Task:
Report only the number of lines in this material that include "VELVIA".

————

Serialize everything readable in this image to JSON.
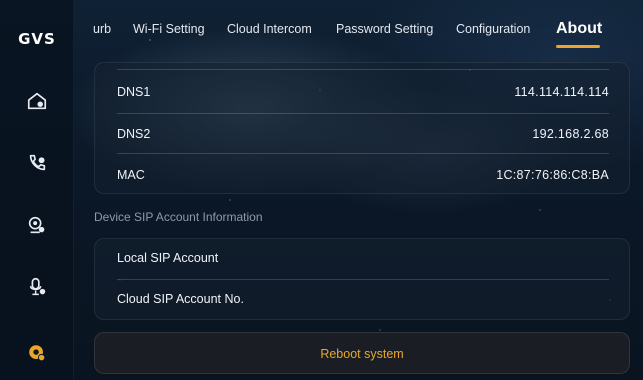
{
  "app": {
    "logo": "GVS"
  },
  "tabs": [
    {
      "label": "urb",
      "active": false
    },
    {
      "label": "Wi-Fi Setting",
      "active": false
    },
    {
      "label": "Cloud Intercom",
      "active": false
    },
    {
      "label": "Password Setting",
      "active": false
    },
    {
      "label": "Configuration",
      "active": false
    },
    {
      "label": "About",
      "active": true
    }
  ],
  "sidebar": {
    "items": [
      {
        "icon": "home-icon",
        "active": false
      },
      {
        "icon": "phone-icon",
        "active": false
      },
      {
        "icon": "monitor-camera-icon",
        "active": false
      },
      {
        "icon": "microphone-icon",
        "active": false
      },
      {
        "icon": "settings-gear-icon",
        "active": true
      }
    ]
  },
  "network": {
    "rows": [
      {
        "label": "DNS1",
        "value": "114.114.114.114"
      },
      {
        "label": "DNS2",
        "value": "192.168.2.68"
      },
      {
        "label": "MAC",
        "value": "1C:87:76:86:C8:BA"
      }
    ]
  },
  "sip": {
    "section_title": "Device SIP Account Information",
    "rows": [
      {
        "label": "Local SIP Account",
        "value": ""
      },
      {
        "label": "Cloud SIP Account No.",
        "value": ""
      }
    ]
  },
  "actions": {
    "reboot_label": "Reboot system"
  },
  "colors": {
    "accent": "#e9a62a",
    "text": "#f0f3f7",
    "muted": "#8f9aa8"
  }
}
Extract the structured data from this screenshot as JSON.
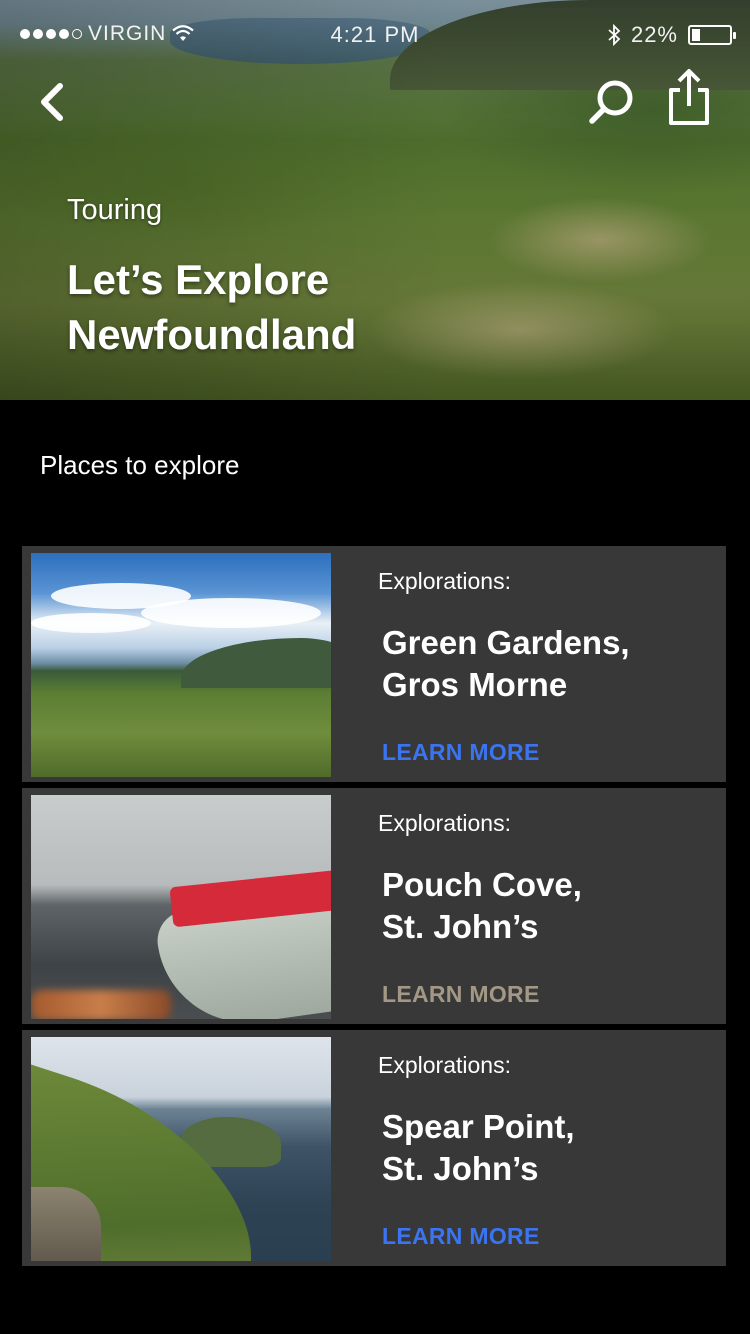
{
  "status_bar": {
    "carrier": "VIRGIN",
    "time": "4:21 PM",
    "battery": "22%",
    "signal_bars": 4
  },
  "nav": {
    "back_icon": "chevron-left-icon",
    "search_icon": "search-icon",
    "share_icon": "share-icon"
  },
  "hero": {
    "kicker": "Touring",
    "title_line1": "Let’s Explore",
    "title_line2": "Newfoundland"
  },
  "section": {
    "title": "Places to explore"
  },
  "places": [
    {
      "label": "Explorations:",
      "name_line1": "Green Gardens,",
      "name_line2": "Gros Morne",
      "cta": "LEARN MORE",
      "cta_color": "#3b74f0"
    },
    {
      "label": "Explorations:",
      "name_line1": "Pouch Cove,",
      "name_line2": "St. John’s",
      "cta": "LEARN MORE",
      "cta_color": "#a39885"
    },
    {
      "label": "Explorations:",
      "name_line1": "Spear Point,",
      "name_line2": "St. John’s",
      "cta": "LEARN MORE",
      "cta_color": "#3b74f0"
    }
  ],
  "colors": {
    "background": "#000000",
    "card": "#383838",
    "accent": "#3b74f0"
  }
}
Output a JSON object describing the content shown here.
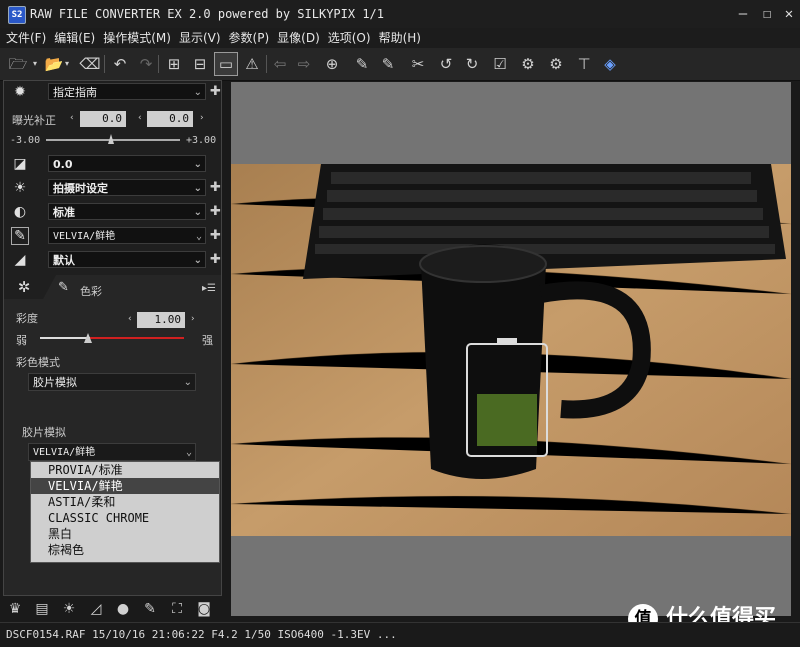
{
  "window": {
    "title": "RAW FILE CONVERTER EX 2.0 powered by SILKYPIX    1/1",
    "minimize": "—",
    "maximize": "☐",
    "close": "✕",
    "app_icon": "S2"
  },
  "menu": [
    "文件(F)",
    "编辑(E)",
    "操作模式(M)",
    "显示(V)",
    "参数(P)",
    "显像(D)",
    "选项(O)",
    "帮助(H)"
  ],
  "panel": {
    "preset": "指定指南",
    "exposure_label": "曝光补正",
    "exposure_value_1": "0.0",
    "exposure_value_2": "0.0",
    "exposure_min": "-3.00",
    "exposure_max": "+3.00",
    "tone_value": "0.0",
    "wb_value": "拍摄时设定",
    "contrast_value": "标准",
    "film_value": "VELVIA/鲜艳",
    "sharp_value": "默认",
    "tab_color_label": "色彩",
    "saturation_label": "彩度",
    "saturation_value": "1.00",
    "sat_low": "弱",
    "sat_high": "强",
    "color_mode_label": "彩色模式",
    "color_mode_value": "胶片模拟",
    "film_sim_label": "胶片模拟",
    "film_sim_value": "VELVIA/鲜艳",
    "film_options": [
      "PROVIA/标准",
      "VELVIA/鲜艳",
      "ASTIA/柔和",
      "CLASSIC CHROME",
      "黑白",
      "棕褐色"
    ],
    "film_selected_index": 1
  },
  "status": {
    "text": "DSCF0154.RAF 15/10/16 21:06:22 F4.2 1/50 ISO6400 -1.3EV ..."
  },
  "watermark": {
    "logo": "值",
    "text": "什么值得买"
  },
  "colors": {
    "accent_red": "#d02020",
    "viewer_bg": "#747474"
  }
}
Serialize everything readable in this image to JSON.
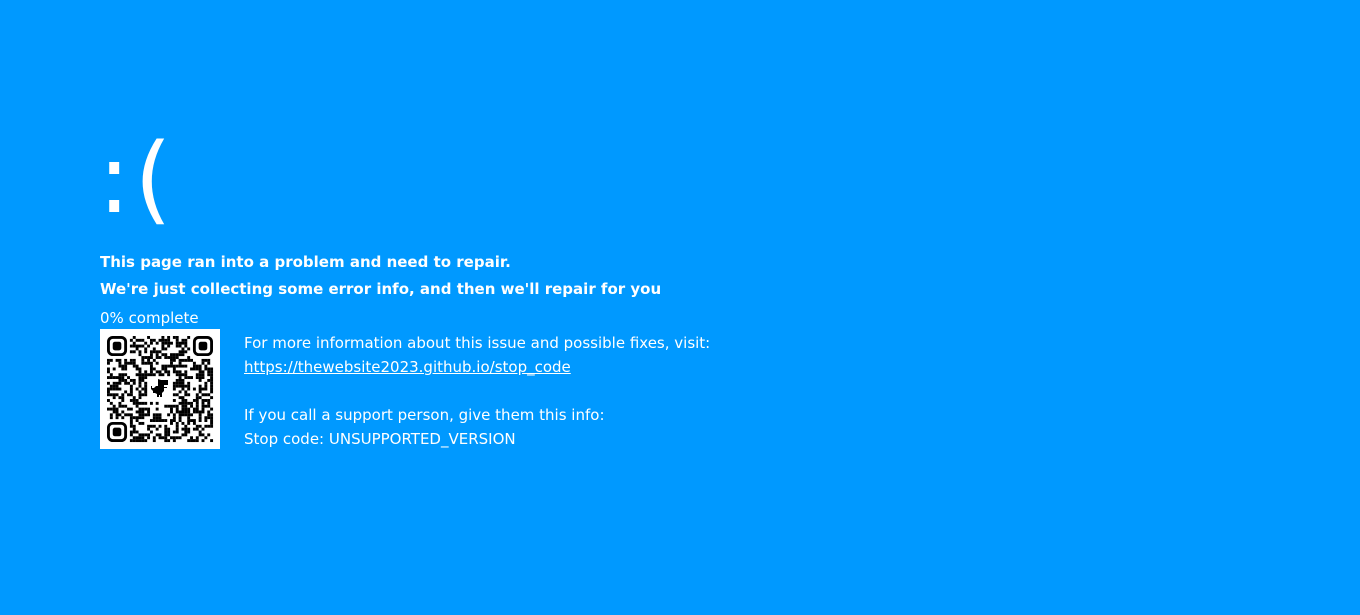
{
  "screen": {
    "background_color": "#0099ff",
    "text_color": "#ffffff"
  },
  "sad_face": ":(",
  "message": {
    "line1": "This page ran into a problem and need to repair.",
    "line2": "We're just collecting some error info, and then we'll repair for you"
  },
  "progress": {
    "text": "0% complete",
    "percent": 0
  },
  "qr_code": {
    "icon": "qr-code-icon",
    "center_icon": "dinosaur-icon"
  },
  "info": {
    "more_info_text": "For more information about this issue and possible fixes, visit:",
    "link_text": "https://thewebsite2023.github.io/stop_code",
    "support_text": "If you call a support person, give them this info:",
    "stop_code_text": "Stop code: UNSUPPORTED_VERSION"
  }
}
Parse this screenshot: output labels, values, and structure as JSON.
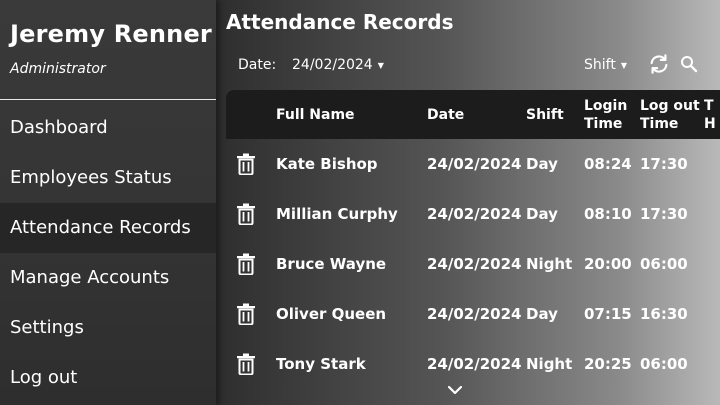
{
  "user": {
    "name": "Jeremy Renner",
    "role": "Administrator"
  },
  "nav": [
    {
      "label": "Dashboard"
    },
    {
      "label": "Employees Status"
    },
    {
      "label": "Attendance Records"
    },
    {
      "label": "Manage Accounts"
    },
    {
      "label": "Settings"
    },
    {
      "label": "Log out"
    }
  ],
  "active_nav": "Attendance Records",
  "page_title": "Attendance Records",
  "filters": {
    "date_label": "Date:",
    "date_value": "24/02/2024",
    "shift_label": "Shift"
  },
  "table": {
    "columns": {
      "full_name": "Full Name",
      "date": "Date",
      "shift": "Shift",
      "login_1": "Login",
      "login_2": "Time",
      "logout_1": "Log out",
      "logout_2": "Time",
      "total_1": "T",
      "total_2": "H"
    },
    "rows": [
      {
        "name": "Kate Bishop",
        "date": "24/02/2024",
        "shift": "Day",
        "login": "08:24",
        "logout": "17:30"
      },
      {
        "name": "Millian Curphy",
        "date": "24/02/2024",
        "shift": "Day",
        "login": "08:10",
        "logout": "17:30"
      },
      {
        "name": "Bruce Wayne",
        "date": "24/02/2024",
        "shift": "Night",
        "login": "20:00",
        "logout": "06:00"
      },
      {
        "name": "Oliver Queen",
        "date": "24/02/2024",
        "shift": "Day",
        "login": "07:15",
        "logout": "16:30"
      },
      {
        "name": "Tony Stark",
        "date": "24/02/2024",
        "shift": "Night",
        "login": "20:25",
        "logout": "06:00"
      }
    ]
  },
  "icons": {
    "delete": "trash-icon",
    "refresh": "refresh-icon",
    "search": "search-icon",
    "more": "chevron-down-icon",
    "dropdown": "caret-down-icon"
  }
}
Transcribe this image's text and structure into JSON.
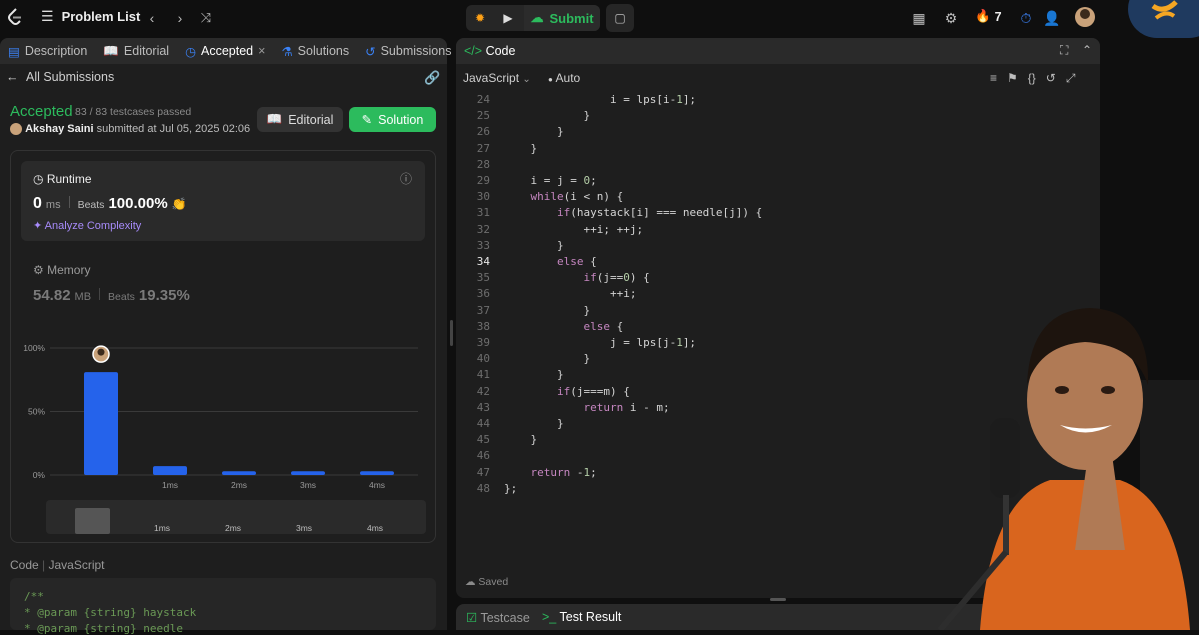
{
  "topbar": {
    "problem_list": "Problem List",
    "submit": "Submit",
    "streak": "7"
  },
  "tabs": [
    {
      "label": "Description"
    },
    {
      "label": "Editorial"
    },
    {
      "label": "Accepted"
    },
    {
      "label": "Solutions"
    },
    {
      "label": "Submissions"
    }
  ],
  "submission": {
    "back_label": "All Submissions",
    "status": "Accepted",
    "testcases": "83 / 83 testcases passed",
    "author": "Akshay Saini",
    "submitted_text": "submitted at Jul 05, 2025 02:06",
    "editorial_button": "Editorial",
    "solution_button": "Solution"
  },
  "runtime": {
    "title": "Runtime",
    "value": "0",
    "unit": "ms",
    "beats_label": "Beats",
    "beats": "100.00%",
    "analyze": "Analyze Complexity"
  },
  "memory": {
    "title": "Memory",
    "value": "54.82",
    "unit": "MB",
    "beats_label": "Beats",
    "beats": "19.35%"
  },
  "chart_data": {
    "type": "bar",
    "y_ticks": [
      "100%",
      "50%",
      "0%"
    ],
    "ylim": [
      0,
      100
    ],
    "categories": [
      "0ms",
      "1ms",
      "2ms",
      "3ms",
      "4ms"
    ],
    "x_tick_labels": [
      "",
      "1ms",
      "2ms",
      "3ms",
      "4ms"
    ],
    "values": [
      81,
      7,
      3,
      3,
      3
    ],
    "highlight_index": 0,
    "bar_color": "#2563eb"
  },
  "scrubber_labels": [
    "1ms",
    "2ms",
    "3ms",
    "4ms"
  ],
  "code_preview": {
    "label_code": "Code",
    "label_lang": "JavaScript",
    "lines": [
      "/**",
      " * @param {string} haystack",
      " * @param {string} needle"
    ]
  },
  "editor": {
    "title": "Code",
    "language": "JavaScript",
    "mode": "Auto",
    "saved": "Saved",
    "current_line": 34,
    "lines": [
      {
        "n": 24,
        "t": "                i = lps[i-1];"
      },
      {
        "n": 25,
        "t": "            }"
      },
      {
        "n": 26,
        "t": "        }"
      },
      {
        "n": 27,
        "t": "    }"
      },
      {
        "n": 28,
        "t": ""
      },
      {
        "n": 29,
        "t": "    i = j = 0;"
      },
      {
        "n": 30,
        "t": "    while(i < n) {"
      },
      {
        "n": 31,
        "t": "        if(haystack[i] === needle[j]) {"
      },
      {
        "n": 32,
        "t": "            ++i; ++j;"
      },
      {
        "n": 33,
        "t": "        }"
      },
      {
        "n": 34,
        "t": "        else {"
      },
      {
        "n": 35,
        "t": "            if(j==0) {"
      },
      {
        "n": 36,
        "t": "                ++i;"
      },
      {
        "n": 37,
        "t": "            }"
      },
      {
        "n": 38,
        "t": "            else {"
      },
      {
        "n": 39,
        "t": "                j = lps[j-1];"
      },
      {
        "n": 40,
        "t": "            }"
      },
      {
        "n": 41,
        "t": "        }"
      },
      {
        "n": 42,
        "t": "        if(j===m) {"
      },
      {
        "n": 43,
        "t": "            return i - m;"
      },
      {
        "n": 44,
        "t": "        }"
      },
      {
        "n": 45,
        "t": "    }"
      },
      {
        "n": 46,
        "t": ""
      },
      {
        "n": 47,
        "t": "    return -1;"
      },
      {
        "n": 48,
        "t": "};"
      }
    ]
  },
  "bottom_tabs": {
    "testcase": "Testcase",
    "test_result": "Test Result"
  },
  "colors": {
    "accent_green": "#2cbb5d",
    "bar_blue": "#2563eb",
    "orange": "#ffa116"
  }
}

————

Reply:
3